What was most often repeated was the affirmation that what counts is love, and that each one lives his love as he likes with whom he likes, etc… The family is "just a cocoon of profound love among the persons who are part of it, be they homos, bi-sexuals, heteros, mixed, alone with children, or a couple…"
One of the dissenters at the Facebook site was René Poujol, a professor from the Law School of Toulouse who wrote:
"I have just spent a lot of time - much too much - at these pages. An interesting example of an impossible dialogue. Eram checks out the current trends in order to make money. They are not the first, nor will they be the last. But I see how difficult it is to put rationality into debates where the only criterion is emotional and where the so-called "rights" of an adult lead to the abuse of the rights of the child."
Another dissenter was a priest, Father Louis de Villoutreys:
"Besides the desire to sell shoes, what you are promoting here is not the family, but a weakening and a decomposition of the family. Homosexual parenting is a violence done to the child because it is a lie about his identity! Every human being is born from a man and a woman. The sexual difference is not a fantasy, but the very essence of our humanity!"
Yves Daoudal concludes:
I did not read all of it, but I did not notice anyone denouncing this egoism that has become a kind of insanity, where the only thing that counts is a so-called "love" among adults, that is in no way concerned about children. Yet Eram's campaign stresses the child, since he is at the center of it, he is the one who speaks. This child has every chance of being miserable, even traumatized. Adults say that "the family is sacred," but they change partners like they change shirts and the child is tossed about, and pays the cost of their inevitable quarrels, hatreds and jealousies. Eventually, he no longer knows who he is. Many of those people are child torturers and don't know it. They don't want to know, because what counts is their individualistic, egoistic and petty sentimental and sexual life, where they take refuge like an oyster in its shell.
Remember what Eram said: real life means unstructured, recomposed, burst apart, deconstructed families. In truth it is the children who are unstructured, recomposed, shattered, deconstructed. Atomized.
No. That is not love.
In the comment section of one of several posts on this topic, Le Salon Beige published this response from Eram to criticism from a priest, abbé Grosjean, that confirms to some extent the feeling I had that it was a joke:
"We received your message dated 09/28/2011, in which you expressed your displeasure with our new publicity campaign.
Your remarks are very important to us.
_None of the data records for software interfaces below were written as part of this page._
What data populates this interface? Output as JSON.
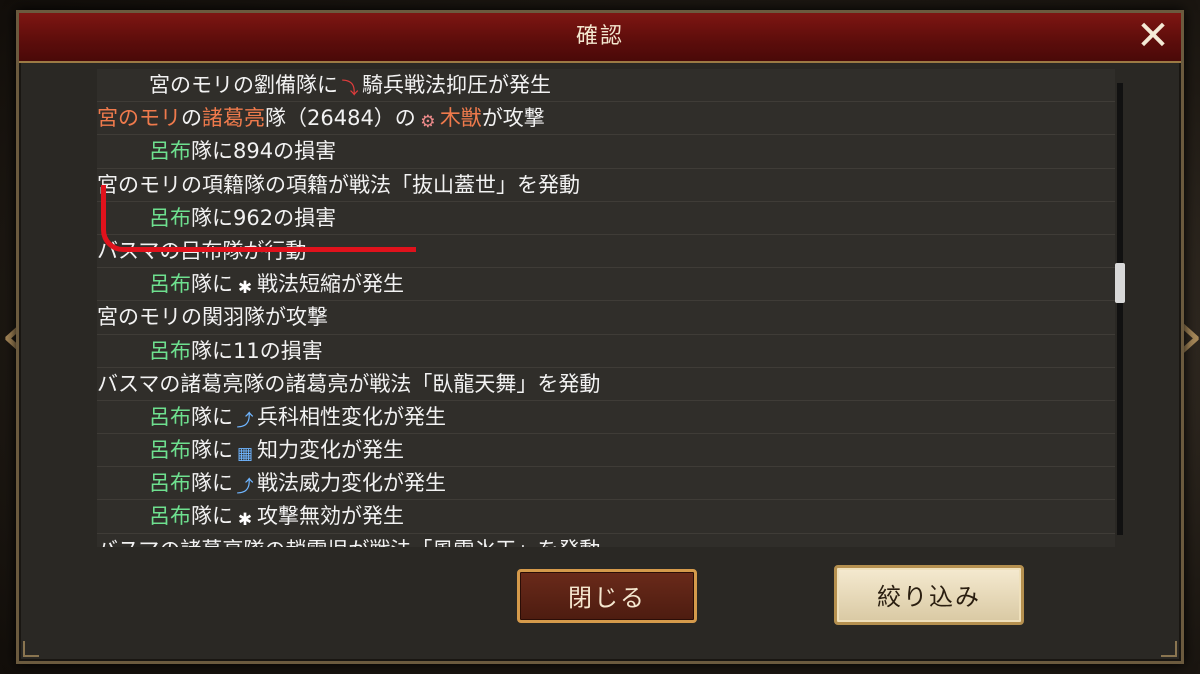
{
  "dialog": {
    "title": "確認",
    "close_glyph": "✕"
  },
  "log": [
    {
      "indent": true,
      "segments": [
        {
          "t": "宮のモリの劉備隊に"
        },
        {
          "icon": "spiral-down-icon",
          "glyph": "⤵",
          "color": "red"
        },
        {
          "t": "騎兵戦法抑圧が発生"
        }
      ]
    },
    {
      "indent": false,
      "segments": [
        {
          "t": "宮のモリ",
          "c": "orange"
        },
        {
          "t": "の"
        },
        {
          "t": "諸葛亮",
          "c": "orange"
        },
        {
          "t": "隊（26484）の"
        },
        {
          "icon": "wooden-beast-icon",
          "glyph": "⚙",
          "color": "pink"
        },
        {
          "t": "木獣",
          "c": "orange"
        },
        {
          "t": "が攻撃"
        }
      ]
    },
    {
      "indent": true,
      "segments": [
        {
          "t": "呂布",
          "c": "green"
        },
        {
          "t": "隊に894の損害"
        }
      ]
    },
    {
      "indent": false,
      "segments": [
        {
          "t": "宮のモリの項籍隊の項籍が戦法「抜山蓋世」を発動"
        }
      ]
    },
    {
      "indent": true,
      "segments": [
        {
          "t": "呂布",
          "c": "green"
        },
        {
          "t": "隊に962の損害"
        }
      ]
    },
    {
      "indent": false,
      "segments": [
        {
          "t": "バスマの呂布隊が行動"
        }
      ]
    },
    {
      "indent": true,
      "segments": [
        {
          "t": "呂布",
          "c": "green"
        },
        {
          "t": "隊に"
        },
        {
          "icon": "tactic-shorten-icon",
          "glyph": "✱",
          "color": "white"
        },
        {
          "t": "戦法短縮が発生"
        }
      ]
    },
    {
      "indent": false,
      "segments": [
        {
          "t": "宮のモリの関羽隊が攻撃"
        }
      ]
    },
    {
      "indent": true,
      "segments": [
        {
          "t": "呂布",
          "c": "green"
        },
        {
          "t": "隊に11の損害"
        }
      ]
    },
    {
      "indent": false,
      "segments": [
        {
          "t": "バスマの諸葛亮隊の諸葛亮が戦法「臥龍天舞」を発動"
        }
      ]
    },
    {
      "indent": true,
      "segments": [
        {
          "t": "呂布",
          "c": "green"
        },
        {
          "t": "隊に"
        },
        {
          "icon": "unit-affinity-up-icon",
          "glyph": "⤴",
          "color": "blue"
        },
        {
          "t": "兵科相性変化が発生"
        }
      ]
    },
    {
      "indent": true,
      "segments": [
        {
          "t": "呂布",
          "c": "green"
        },
        {
          "t": "隊に"
        },
        {
          "icon": "intelligence-up-icon",
          "glyph": "▦",
          "color": "blue"
        },
        {
          "t": "知力変化が発生"
        }
      ]
    },
    {
      "indent": true,
      "segments": [
        {
          "t": "呂布",
          "c": "green"
        },
        {
          "t": "隊に"
        },
        {
          "icon": "tactic-power-up-icon",
          "glyph": "⤴",
          "color": "blue"
        },
        {
          "t": "戦法威力変化が発生"
        }
      ]
    },
    {
      "indent": true,
      "segments": [
        {
          "t": "呂布",
          "c": "green"
        },
        {
          "t": "隊に"
        },
        {
          "icon": "attack-nullify-icon",
          "glyph": "✱",
          "color": "white"
        },
        {
          "t": "攻撃無効が発生"
        }
      ]
    },
    {
      "indent": false,
      "segments": [
        {
          "t": "バスマの諸葛亮隊の趙雲児が戦法「風雪氷天」を発動"
        }
      ]
    }
  ],
  "buttons": {
    "close_label": "閉じる",
    "filter_label": "絞り込み"
  },
  "background": {
    "left_arrow_glyph": "‹",
    "right_arrow_glyph": "›"
  },
  "colors": {
    "title_bar": "#7e1612",
    "highlight_green": "#6ee08f",
    "highlight_orange": "#ef7a4c",
    "annotation_red": "#e0121c"
  }
}
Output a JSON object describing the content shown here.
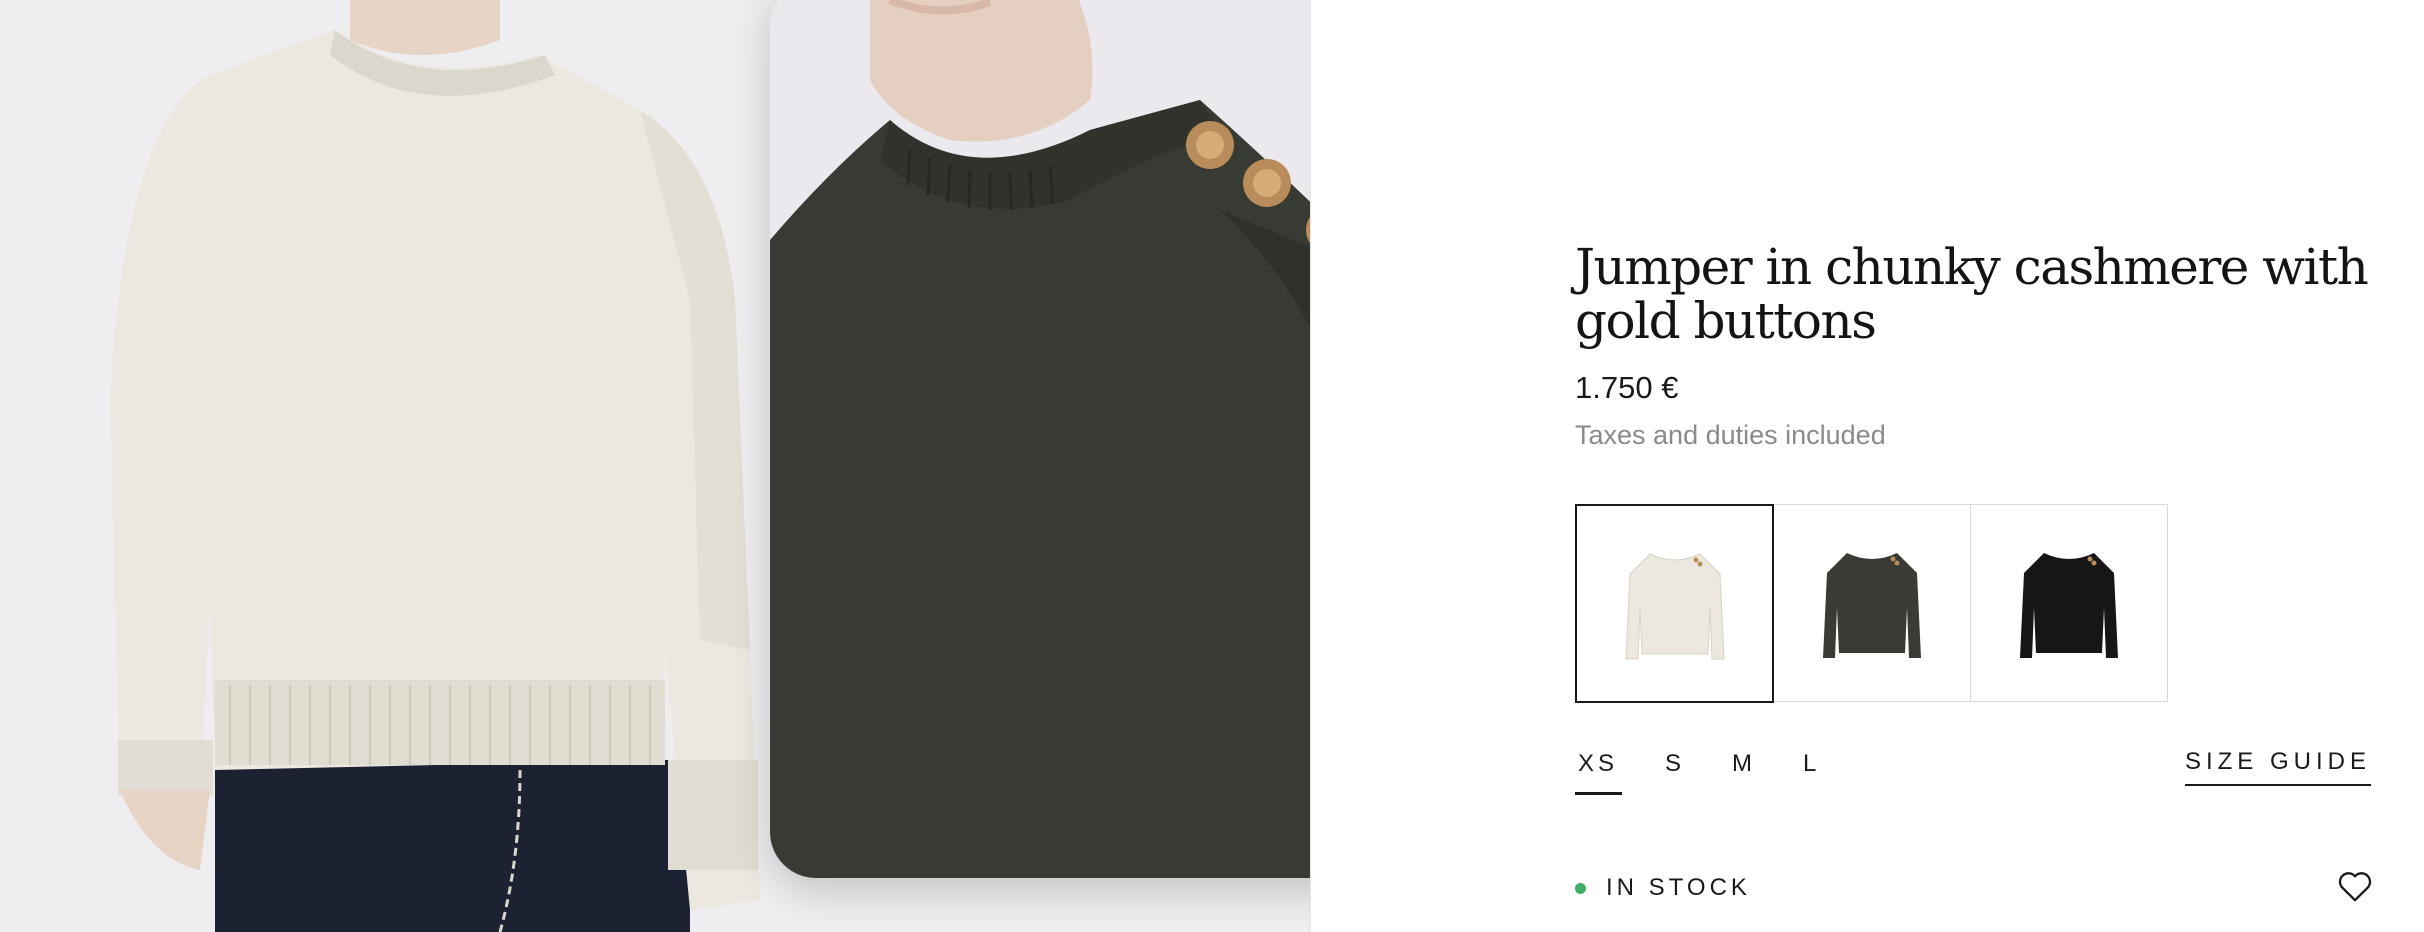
{
  "product": {
    "title": "Jumper in chunky cashmere with gold buttons",
    "price": "1.750 €",
    "tax_note": "Taxes and duties included"
  },
  "gallery": {
    "images": [
      {
        "name": "cream-model-image",
        "color": "#ece8df"
      },
      {
        "name": "green-zoom-image",
        "color": "#373b33"
      }
    ]
  },
  "swatches": [
    {
      "color_name": "cream",
      "color": "#ece8df",
      "selected": true
    },
    {
      "color_name": "green",
      "color": "#393c34",
      "selected": false
    },
    {
      "color_name": "black",
      "color": "#161616",
      "selected": false
    }
  ],
  "sizes": {
    "options": [
      "XS",
      "S",
      "M",
      "L"
    ],
    "selected": "XS",
    "guide_label": "SIZE GUIDE"
  },
  "availability": {
    "label": "IN STOCK",
    "status_color": "#3fae63"
  },
  "icons": {
    "wishlist": "heart-icon"
  }
}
As you know, Eran has a long tradition of humor and impertinence in its ads. Sometimes it happens that this humor shocks some people. This is completely unintentional.
In truth, Eram is a popular brand that reaches out to everyone and has no desire, no cause, to upset any of our consumers.
The new publicity campaign shows that despite the undeniable changes taking place in society, one value remains unchanged: the spirit of the family.
By affirming that the family is sacred and having this idea expressed by children, Eram is not judging the evolutions of society, and even less do we encourage them. But we are deliberately placing ourselves on the side of all families such as they are today." (…)
I'm afraid that Eram's answer, as good as it is, is not good enough. Because they are a popular brand they should either abstain completely from any involvement in these issues, or their ads should show children in traditional families.
Update: October 15, 2011 - Lawrence Auster at VFR has linked to this article and adds a few comments of his own about a well-known "conservative" American journalist who feels it is an "abomination" to ban homosexual marriage.